- gizzard:  Latin gigeria denoted the ‘cooked entrails of poultry’, something of a delicacy in ancient Rome (the word may have been borrowed from Persian jigar). This produced a Vulgar Latin *gicerium, which passed into Old French as giser.

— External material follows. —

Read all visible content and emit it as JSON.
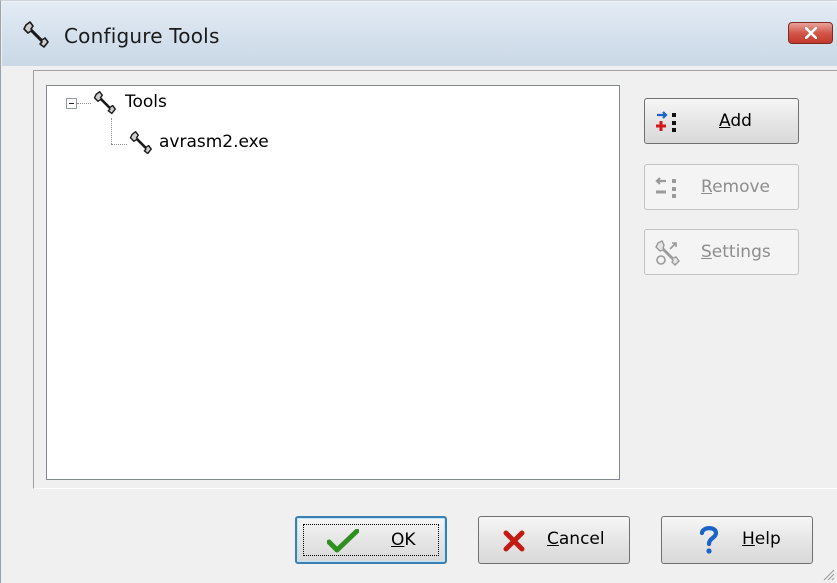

English acquired it, but did not change it from giser to gizzard until the 16th century (the addition of a so-called ‘parasitic’ d or t to the end of a word also accounts for pilchard, varmint, and the now obsolete scholard for scholar, among others).
- gizzard (n.)
- "stomach of a bird," late 14c., from Old French gisier "entrails, giblets (of a bird)" (13c., Modern French gésier), probably from Vulgar Latin *gicerium, dissimilated from Latin gigeria (neuter plural) "cooked entrails of a fowl," a delicacy in ancient Rome, from PIE *yekwr- "liver" (see hepatitis). Parasitic -d added 1500s (perhaps on analogy of -ard words). Later extended to other animals, and, jocularly, to human beings (1660s).
- 1. But that fragment of talk lodged , thick, in his small gizzard.
- 2. From here it travels to the muscular gizzard.
- 3. It'sticks in my gizzard to do so.
- 4. But that but cher was waiting on the dock to slice my gizzard.
- 5. He said his wife was always fretting her gizzard about something.
[ gizzard 造句 ]